Justin Sullivan/Getty Images News/Getty Images

How Many Gen Zers Voted In 2020? This Is So Heartening

This year's high-stakes presidential election has invoked the voting power of a record-breaking number of Americans across the country, handily surpassing 2016 turnout totals through early voting alone. In the weeks before Election Day, the United States saw over 100 million people cast their ballots. Younger demographics, such as Gen Z, have been characterized by many political experts as a largely "untapped" population when it comes to political participation in typical elections. However, everyone knows the election between incumbent President Donald Trump and Democratic presidential candidate Joe Biden has been anything but typical — which begs the question: Exactly how many Gen Zers voted in 2020? And who for?

The 2020 election is the first to see a substantial portion of Gen Z voters, largely because they've been too young to participate in the past. In fact, the oldest members of this generation just turned 23 this year, meaning that for the majority of them, the 2020 election was their first time casting a ballot for a potential president. According to a report from Pew Research Center, the total number of Gen Zers who voted in the 2016 election amounted to just 4%. But in 2020, that number has more than doubled — a full 10% of eligible voters this year were expected to be Gen Zers. Put that in real terms, and that means a full 24 million 2020 eligible voters are expected to be between ages 18 and 23.
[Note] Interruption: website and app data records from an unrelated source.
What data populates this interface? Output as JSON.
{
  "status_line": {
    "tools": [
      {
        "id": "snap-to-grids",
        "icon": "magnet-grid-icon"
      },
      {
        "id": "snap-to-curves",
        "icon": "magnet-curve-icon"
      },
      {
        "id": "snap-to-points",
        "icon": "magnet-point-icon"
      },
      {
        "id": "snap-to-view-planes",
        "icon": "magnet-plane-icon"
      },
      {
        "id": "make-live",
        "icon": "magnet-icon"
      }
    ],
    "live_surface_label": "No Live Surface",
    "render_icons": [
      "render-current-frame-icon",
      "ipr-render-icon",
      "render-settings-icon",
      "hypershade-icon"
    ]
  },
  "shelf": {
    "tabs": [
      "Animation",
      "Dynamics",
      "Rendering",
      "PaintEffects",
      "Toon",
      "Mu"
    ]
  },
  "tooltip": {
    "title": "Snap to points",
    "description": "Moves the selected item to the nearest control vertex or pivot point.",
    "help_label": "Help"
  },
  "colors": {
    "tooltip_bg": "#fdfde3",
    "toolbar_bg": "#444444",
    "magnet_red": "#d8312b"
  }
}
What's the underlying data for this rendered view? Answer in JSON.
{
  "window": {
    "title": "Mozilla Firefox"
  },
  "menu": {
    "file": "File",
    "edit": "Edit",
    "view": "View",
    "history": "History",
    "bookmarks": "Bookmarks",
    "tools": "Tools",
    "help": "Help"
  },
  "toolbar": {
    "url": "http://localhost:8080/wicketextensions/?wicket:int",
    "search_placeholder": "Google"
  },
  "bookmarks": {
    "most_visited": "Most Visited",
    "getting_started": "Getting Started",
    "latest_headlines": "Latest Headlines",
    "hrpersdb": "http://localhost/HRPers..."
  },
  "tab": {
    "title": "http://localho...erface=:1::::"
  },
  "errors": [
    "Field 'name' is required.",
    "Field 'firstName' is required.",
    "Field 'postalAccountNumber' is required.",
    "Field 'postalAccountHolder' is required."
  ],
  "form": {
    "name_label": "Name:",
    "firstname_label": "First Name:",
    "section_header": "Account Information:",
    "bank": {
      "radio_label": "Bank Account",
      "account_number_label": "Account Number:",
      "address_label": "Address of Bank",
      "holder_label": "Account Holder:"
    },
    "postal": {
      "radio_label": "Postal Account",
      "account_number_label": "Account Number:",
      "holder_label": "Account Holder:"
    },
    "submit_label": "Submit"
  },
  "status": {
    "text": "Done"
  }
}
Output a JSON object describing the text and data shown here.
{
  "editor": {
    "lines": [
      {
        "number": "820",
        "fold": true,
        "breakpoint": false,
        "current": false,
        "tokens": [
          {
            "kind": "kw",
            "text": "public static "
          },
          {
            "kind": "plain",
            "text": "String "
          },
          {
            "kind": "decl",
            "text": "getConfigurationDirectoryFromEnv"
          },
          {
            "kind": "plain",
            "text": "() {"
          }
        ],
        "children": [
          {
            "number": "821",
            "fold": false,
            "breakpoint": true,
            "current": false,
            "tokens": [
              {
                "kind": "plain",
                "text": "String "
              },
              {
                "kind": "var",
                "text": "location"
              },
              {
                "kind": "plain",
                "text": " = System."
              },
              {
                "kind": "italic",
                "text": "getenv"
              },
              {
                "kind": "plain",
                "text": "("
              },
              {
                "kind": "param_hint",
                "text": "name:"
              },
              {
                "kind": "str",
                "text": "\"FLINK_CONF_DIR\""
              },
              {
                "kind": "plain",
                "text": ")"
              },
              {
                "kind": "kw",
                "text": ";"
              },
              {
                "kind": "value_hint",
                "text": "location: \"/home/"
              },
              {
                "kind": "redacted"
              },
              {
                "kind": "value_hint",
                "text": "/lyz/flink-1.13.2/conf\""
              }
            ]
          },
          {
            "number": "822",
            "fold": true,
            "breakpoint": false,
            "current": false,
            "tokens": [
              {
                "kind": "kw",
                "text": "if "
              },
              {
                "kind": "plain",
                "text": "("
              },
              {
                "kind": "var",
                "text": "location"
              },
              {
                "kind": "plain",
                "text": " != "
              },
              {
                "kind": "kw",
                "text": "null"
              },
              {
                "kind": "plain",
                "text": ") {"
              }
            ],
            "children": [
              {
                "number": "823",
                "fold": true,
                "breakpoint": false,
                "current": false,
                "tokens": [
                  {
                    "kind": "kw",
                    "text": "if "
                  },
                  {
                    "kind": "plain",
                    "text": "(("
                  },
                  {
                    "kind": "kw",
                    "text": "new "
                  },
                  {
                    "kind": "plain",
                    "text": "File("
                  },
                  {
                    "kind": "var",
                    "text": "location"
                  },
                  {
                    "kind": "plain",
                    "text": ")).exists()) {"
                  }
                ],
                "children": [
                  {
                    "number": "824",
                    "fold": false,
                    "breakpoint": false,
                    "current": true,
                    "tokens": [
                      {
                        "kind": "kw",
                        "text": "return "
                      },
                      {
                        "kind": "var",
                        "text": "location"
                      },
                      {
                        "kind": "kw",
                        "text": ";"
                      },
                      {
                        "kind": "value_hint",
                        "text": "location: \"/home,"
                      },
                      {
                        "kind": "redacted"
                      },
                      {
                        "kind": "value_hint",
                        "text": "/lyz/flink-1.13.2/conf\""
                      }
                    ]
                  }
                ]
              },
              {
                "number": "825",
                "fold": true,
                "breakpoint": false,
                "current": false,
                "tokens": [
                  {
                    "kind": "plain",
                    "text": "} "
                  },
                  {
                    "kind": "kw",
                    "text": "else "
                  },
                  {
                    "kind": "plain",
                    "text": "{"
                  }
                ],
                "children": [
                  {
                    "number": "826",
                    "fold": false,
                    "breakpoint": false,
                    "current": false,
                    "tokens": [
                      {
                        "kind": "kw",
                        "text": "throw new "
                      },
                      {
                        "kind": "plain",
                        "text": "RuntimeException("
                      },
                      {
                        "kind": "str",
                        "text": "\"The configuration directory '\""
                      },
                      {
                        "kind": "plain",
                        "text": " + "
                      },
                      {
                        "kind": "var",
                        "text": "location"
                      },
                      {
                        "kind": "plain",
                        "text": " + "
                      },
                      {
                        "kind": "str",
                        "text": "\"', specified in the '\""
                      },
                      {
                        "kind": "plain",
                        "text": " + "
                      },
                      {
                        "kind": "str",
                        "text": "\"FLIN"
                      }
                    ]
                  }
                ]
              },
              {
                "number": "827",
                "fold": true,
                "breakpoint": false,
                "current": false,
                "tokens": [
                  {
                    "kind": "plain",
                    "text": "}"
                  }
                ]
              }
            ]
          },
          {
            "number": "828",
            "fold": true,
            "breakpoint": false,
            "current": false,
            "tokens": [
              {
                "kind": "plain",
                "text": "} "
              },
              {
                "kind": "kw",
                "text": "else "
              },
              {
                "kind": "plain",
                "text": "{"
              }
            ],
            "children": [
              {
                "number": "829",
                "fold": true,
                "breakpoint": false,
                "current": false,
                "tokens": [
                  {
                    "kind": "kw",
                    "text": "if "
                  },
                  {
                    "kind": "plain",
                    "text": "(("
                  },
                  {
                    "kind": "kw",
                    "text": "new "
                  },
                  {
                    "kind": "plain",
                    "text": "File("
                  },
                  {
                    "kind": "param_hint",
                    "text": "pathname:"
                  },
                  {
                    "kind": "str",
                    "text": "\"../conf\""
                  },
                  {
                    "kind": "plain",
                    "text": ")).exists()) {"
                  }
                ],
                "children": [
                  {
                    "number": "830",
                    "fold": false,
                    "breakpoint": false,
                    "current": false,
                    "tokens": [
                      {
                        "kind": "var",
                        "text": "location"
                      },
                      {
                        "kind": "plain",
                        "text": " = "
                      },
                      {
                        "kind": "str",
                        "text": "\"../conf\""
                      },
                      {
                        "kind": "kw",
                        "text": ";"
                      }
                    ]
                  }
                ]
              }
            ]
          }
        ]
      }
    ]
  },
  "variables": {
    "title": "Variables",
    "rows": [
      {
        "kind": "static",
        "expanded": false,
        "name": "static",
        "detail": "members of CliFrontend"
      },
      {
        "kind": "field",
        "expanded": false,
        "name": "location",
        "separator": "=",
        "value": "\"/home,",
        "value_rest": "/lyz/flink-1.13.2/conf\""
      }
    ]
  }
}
SAUL LOEB/AFP/Getty Images

Early data seems to support this: Per CNN exit polls, as of 6 p.m. ET on Nov. 3, people between the ages of 18 and 29 made up 16% of voters. If current estimates of around 160 million voters overall holds true, that would mean 25.6 million voters under age 30. Analysis from the Center for Information and Research on Civic Learning and Engagement (CIRCLE) at Tufts University is also optimistic — early projections estimate 53% to 56% of eligible voters age 18-29 showed up to cast a ballot, compared to an estimated 45% to 48% in 2016.

Combine Gen Z with their older millennial siblings, who they more or less politically resemble, and things get even more impressive. Ahead of the election, the youngest two generations were expected to make about 37% of this year's electorate together, edging past baby boomers to make up the largest age demographic voting bloc.

As Gen Z continues to age into America's voting population, many political experts predict their generally progressive views on LGBTQ+ issues, reproductive rights, immigration reform, and more will serve to bolster the Democratic party. In 2020, at least, early numbers appear to show that holds true — according to CIRCLE, voters age 18-29 showed up for Joe Biden by a margin of nearly two to one.

Hannah Bristol, the young American engagement director for the Joe Biden campaign, emphasizes the importance of reaching out to these future first-time voters for the campaign. "We’ve been working to meet young Americans where they are," Bristol tells Elite Daily. She says that though final counts weren't in, early voting numbers showed high youth turnout. "They are playing an important role in this election," she notes. The Biden campaign launched several youth engagement efforts throughout the 2020 election, including League 46 and Students For Biden.

Even those too young to vote have found ways to get involved. "Many of those who are not yet able to vote have been very engaged with the campaign through friend-to-friend outreach to those who can vote, which is important because we know people are most effective messengers to their own communities," Bristol says. "We hope to see them continue to engage in the democratic process as they become eligible to vote."

As the final results in several key battleground states such as Georgia, Nevada, and Pennsylvania are still being hashed out across the country, many Americans are anxiously awaiting the final call on the race. Whether or not Gen Z will be a defining demographic for the 2020 election is still unclear — but within the next decade, it's almost certain.